GSBS Alumni Awards

Andrew J. Kurtz, PhD

2024 GSBS Distinguished Alumnus Award

This award is presented annually to a graduate who has made outstanding contributions in the area of service, involvement and leadership or has achieved special recognition in his or her professional career.
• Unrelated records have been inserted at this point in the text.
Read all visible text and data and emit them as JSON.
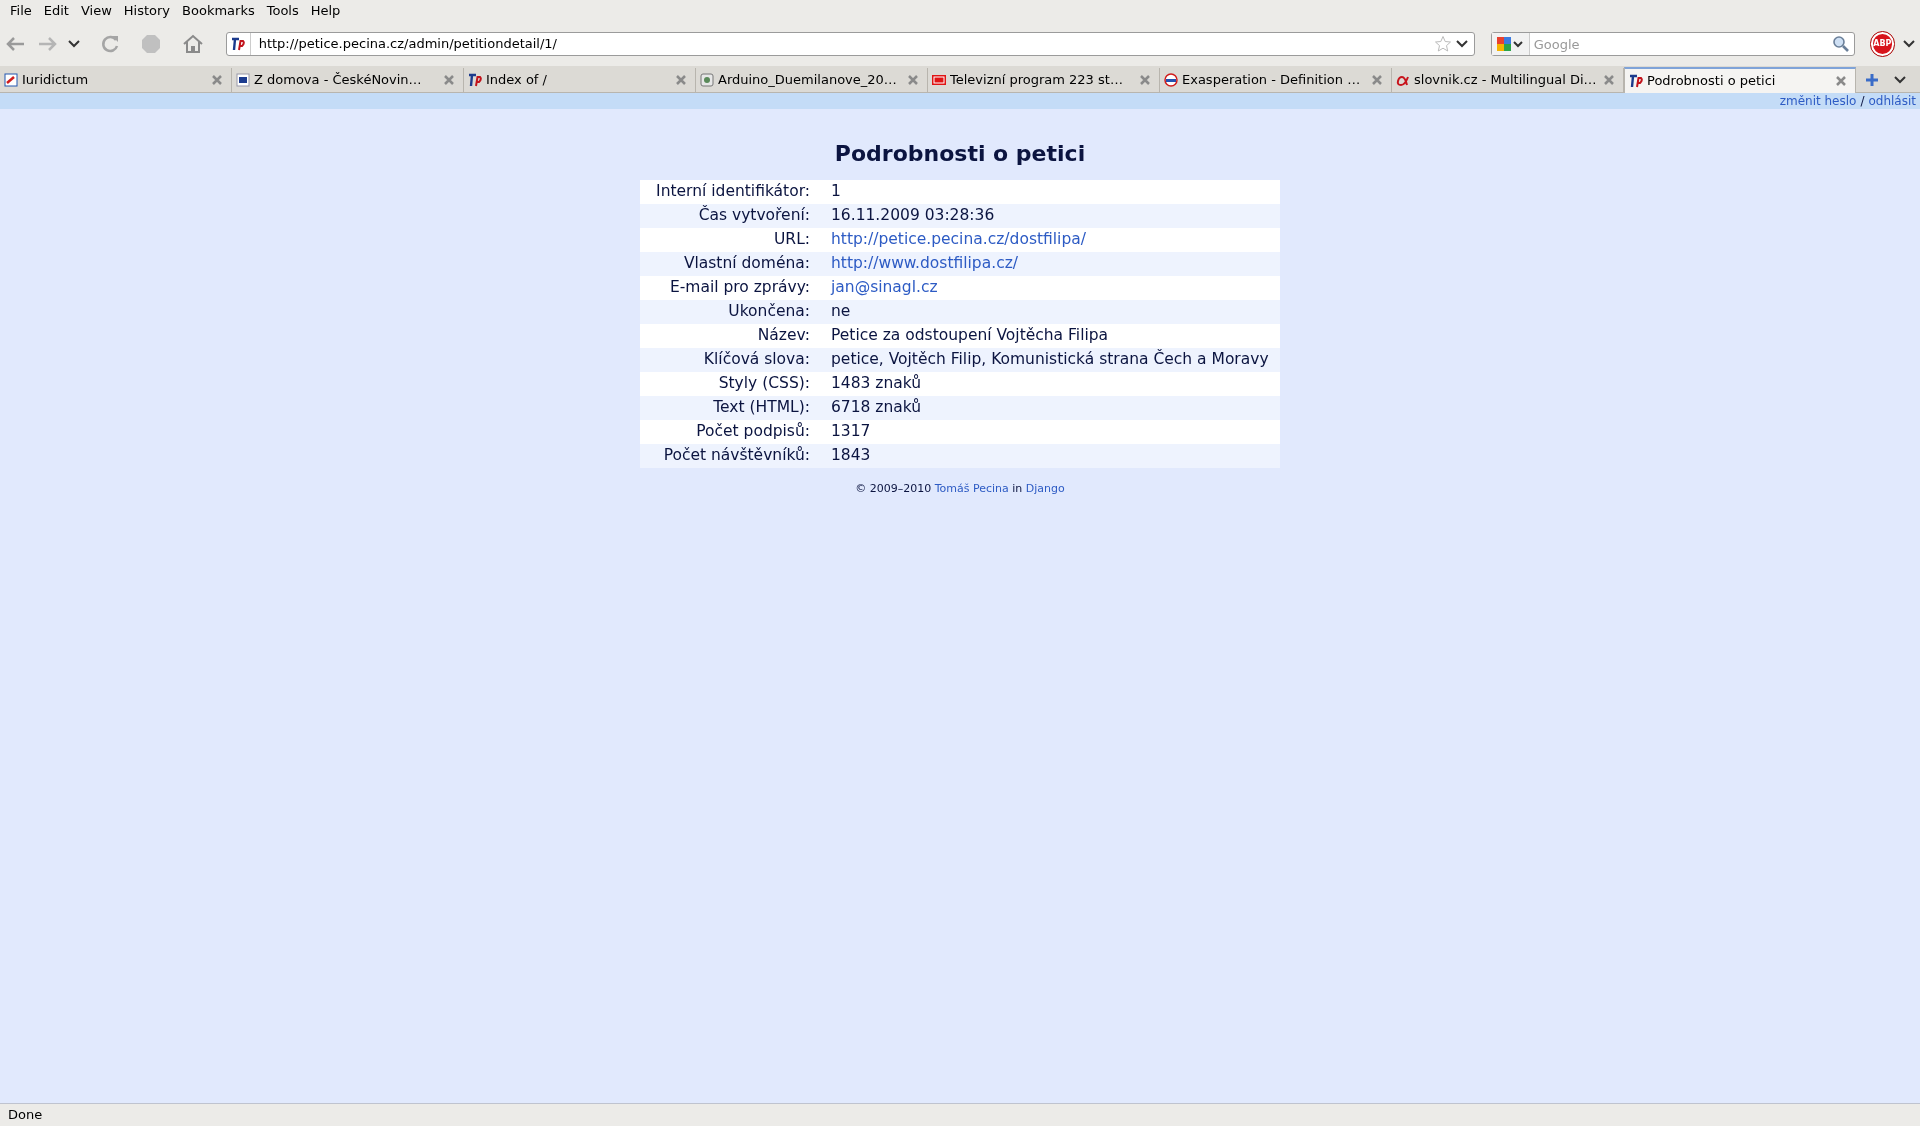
{
  "menu": [
    "File",
    "Edit",
    "View",
    "History",
    "Bookmarks",
    "Tools",
    "Help"
  ],
  "address_bar": {
    "value": "http://petice.pecina.cz/admin/petitiondetail/1/"
  },
  "search": {
    "placeholder": "Google"
  },
  "adblock": "ABP",
  "tabs": [
    {
      "label": "Iuridictum",
      "selected": false
    },
    {
      "label": "Z domova - ČeskéNovin…",
      "selected": false
    },
    {
      "label": "Index of /",
      "selected": false
    },
    {
      "label": "Arduino_Duemilanove_20…",
      "selected": false
    },
    {
      "label": "Televizní program 223 st…",
      "selected": false
    },
    {
      "label": "Exasperation - Definition …",
      "selected": false
    },
    {
      "label": "slovnik.cz - Multilingual Di…",
      "selected": false
    },
    {
      "label": "Podrobnosti o petici",
      "selected": true
    }
  ],
  "user_links": [
    "změnit heslo",
    "odhlásit"
  ],
  "user_links_separator": "/",
  "page": {
    "title": "Podrobnosti o petici",
    "rows": [
      {
        "label": "Interní identifikátor:",
        "value": "1",
        "kind": "text"
      },
      {
        "label": "Čas vytvoření:",
        "value": "16.11.2009 03:28:36",
        "kind": "text"
      },
      {
        "label": "URL:",
        "value": "http://petice.pecina.cz/dostfilipa/",
        "kind": "link"
      },
      {
        "label": "Vlastní doména:",
        "value": "http://www.dostfilipa.cz/",
        "kind": "link"
      },
      {
        "label": "E-mail pro zprávy:",
        "value": "jan@sinagl.cz",
        "kind": "link"
      },
      {
        "label": "Ukončena:",
        "value": "ne",
        "kind": "text"
      },
      {
        "label": "Název:",
        "value": "Petice za odstoupení Vojtěcha Filipa",
        "kind": "text"
      },
      {
        "label": "Klíčová slova:",
        "value": "petice, Vojtěch Filip, Komunistická strana Čech a Moravy",
        "kind": "text"
      },
      {
        "label": "Styly (CSS):",
        "value": "1483 znaků",
        "kind": "text"
      },
      {
        "label": "Text (HTML):",
        "value": "6718 znaků",
        "kind": "text"
      },
      {
        "label": "Počet podpisů:",
        "value": "1317",
        "kind": "text"
      },
      {
        "label": "Počet návštěvníků:",
        "value": "1843",
        "kind": "text"
      }
    ],
    "footer": {
      "copyright": "© 2009–2010",
      "author": "Tomáš Pecina",
      "joiner": "in",
      "framework": "Django"
    }
  },
  "status_bar": "Done"
}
This is the highest honor bestowed to an alumnus by the GSBS Alumni Associates.

About Dr. Kurtz

Andrew (Andy) Kurtz completed his PhD in the Department of Human Biological Chemistry and Genetics at the University of Texas Medical Branch in 2003. 

From 2005 until 2007, he was an American Association for the Advancement of Science (AAAS) Science and Technology Policy Fellow at the National Cancer Institute (NCI), part of the US National Institutes of Health (NIH).  He has been a Program Director at the NCI since 2007 and currently works in the NCI’s Center for Strategic Scientific Initiatives.  For almost 19 years, Dr. Kurtz has been responsible for supporting and leading research programs that represent new and emerging opportunities for the NCI and the NIH.  

He served on the NIH management team that launched The Cancer Genome Atlas (TCGA) pilot project, a landmark cancer genomics effort that began in 2006 and ultimately characterized molecular aberrations in 20,000 primary tumors across 33 cancer types.  He was instrumental in establishing a new center to oversee NCI’s Small Business Innovation Research (SBIR) program, and in 2014, he was responsible for co-creating the NIH Innovation Corps entrepreneurship training program, which provides mentorship and instruction to NIH grantees on translating new biomedical technologies from the lab to marketplace. 

Currently, Dr. Kurtz co-leads the Cancer Grand Challenges initiative, a partnership established in 2020 between the NCI and Cancer Research United Kingdom (CRUK), the world’s leading charity dedicated to supporting cancer research.  The goal of Cancer Grand Challenges is to support international, multidisciplinary teams who are attempting to solve difficult research questions with the potential to dramatically improve outcomes for cancer patients. 

Dr. Kurtz has received numerous NIH awards and was selected in 2016 to the Excellence in Government Fellows program sponsored by the Partnership for Public Service. 

Outside of his responsibilities at the NCI, Dr. Kurtz has served as an Adjunct Faculty Instructor at the University of Maryland Baltimore County, teaching a course on translational cancer biotechnology.